Would you retype each of the records exactly as shown?

BEGIN Study material

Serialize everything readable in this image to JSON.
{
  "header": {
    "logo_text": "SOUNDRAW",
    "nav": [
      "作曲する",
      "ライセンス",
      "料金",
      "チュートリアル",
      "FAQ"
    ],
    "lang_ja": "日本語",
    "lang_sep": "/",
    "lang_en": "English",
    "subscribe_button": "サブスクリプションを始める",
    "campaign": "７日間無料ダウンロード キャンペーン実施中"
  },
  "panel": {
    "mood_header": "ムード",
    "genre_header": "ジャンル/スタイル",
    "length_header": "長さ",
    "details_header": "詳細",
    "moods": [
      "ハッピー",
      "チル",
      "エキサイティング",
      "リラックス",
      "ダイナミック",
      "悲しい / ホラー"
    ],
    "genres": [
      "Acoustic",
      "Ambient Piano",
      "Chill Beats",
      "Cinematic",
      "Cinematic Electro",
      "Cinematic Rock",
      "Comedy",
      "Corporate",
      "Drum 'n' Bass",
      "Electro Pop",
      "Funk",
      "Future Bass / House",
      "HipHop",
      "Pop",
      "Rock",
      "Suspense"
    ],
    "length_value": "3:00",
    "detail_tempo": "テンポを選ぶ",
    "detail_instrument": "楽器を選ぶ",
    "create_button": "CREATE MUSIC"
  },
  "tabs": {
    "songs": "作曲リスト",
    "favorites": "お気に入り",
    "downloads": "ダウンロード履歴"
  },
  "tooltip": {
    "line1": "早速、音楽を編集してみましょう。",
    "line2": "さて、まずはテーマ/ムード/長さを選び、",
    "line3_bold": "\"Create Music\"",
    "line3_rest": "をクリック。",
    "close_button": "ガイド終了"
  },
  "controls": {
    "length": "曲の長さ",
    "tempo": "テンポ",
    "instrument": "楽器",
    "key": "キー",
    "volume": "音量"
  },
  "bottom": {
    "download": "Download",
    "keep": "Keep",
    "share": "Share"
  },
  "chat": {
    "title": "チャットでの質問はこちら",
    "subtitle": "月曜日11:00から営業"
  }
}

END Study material

* Task result:
Serialize everything readable in this image to JSON.
{
  "header": {
    "logo_text": "SOUNDRAW",
    "nav": [
      "作曲する",
      "ライセンス",
      "料金",
      "チュートリアル",
      "FAQ"
    ],
    "lang_ja": "日本語",
    "lang_sep": "/",
    "lang_en": "English",
    "subscribe_button": "サブスクリプションを始める",
    "campaign": "７日間無料ダウンロード キャンペーン実施中"
  },
  "panel": {
    "mood_header": "ムード",
    "genre_header": "ジャンル/スタイル",
    "length_header": "長さ",
    "details_header": "詳細",
    "moods": [
      "ハッピー",
      "チル",
      "エキサイティング",
      "リラックス",
      "ダイナミック",
      "悲しい / ホラー"
    ],
    "genres": [
      "Acoustic",
      "Ambient Piano",
      "Chill Beats",
      "Cinematic",
      "Cinematic Electro",
      "Cinematic Rock",
      "Comedy",
      "Corporate",
      "Drum 'n' Bass",
      "Electro Pop",
      "Funk",
      "Future Bass / House",
      "HipHop",
      "Pop",
      "Rock",
      "Suspense"
    ],
    "length_value": "3:00",
    "detail_tempo": "テンポを選ぶ",
    "detail_instrument": "楽器を選ぶ",
    "create_button": "CREATE MUSIC"
  },
  "tabs": {
    "songs": "作曲リスト",
    "favorites": "お気に入り",
    "downloads": "ダウンロード履歴"
  },
  "tooltip": {
    "line1": "早速、音楽を編集してみましょう。",
    "line2": "さて、まずはテーマ/ムード/長さを選び、",
    "line3_bold": "\"Create Music\"",
    "line3_rest": "をクリック。",
    "close_button": "ガイド終了"
  },
  "controls": {
    "length": "曲の長さ",
    "tempo": "テンポ",
    "instrument": "楽器",
    "key": "キー",
    "volume": "音量"
  },
  "bottom": {
    "download": "Download",
    "keep": "Keep",
    "share": "Share"
  },
  "chat": {
    "title": "チャットでの質問はこちら",
    "subtitle": "月曜日11:00から営業"
  }
}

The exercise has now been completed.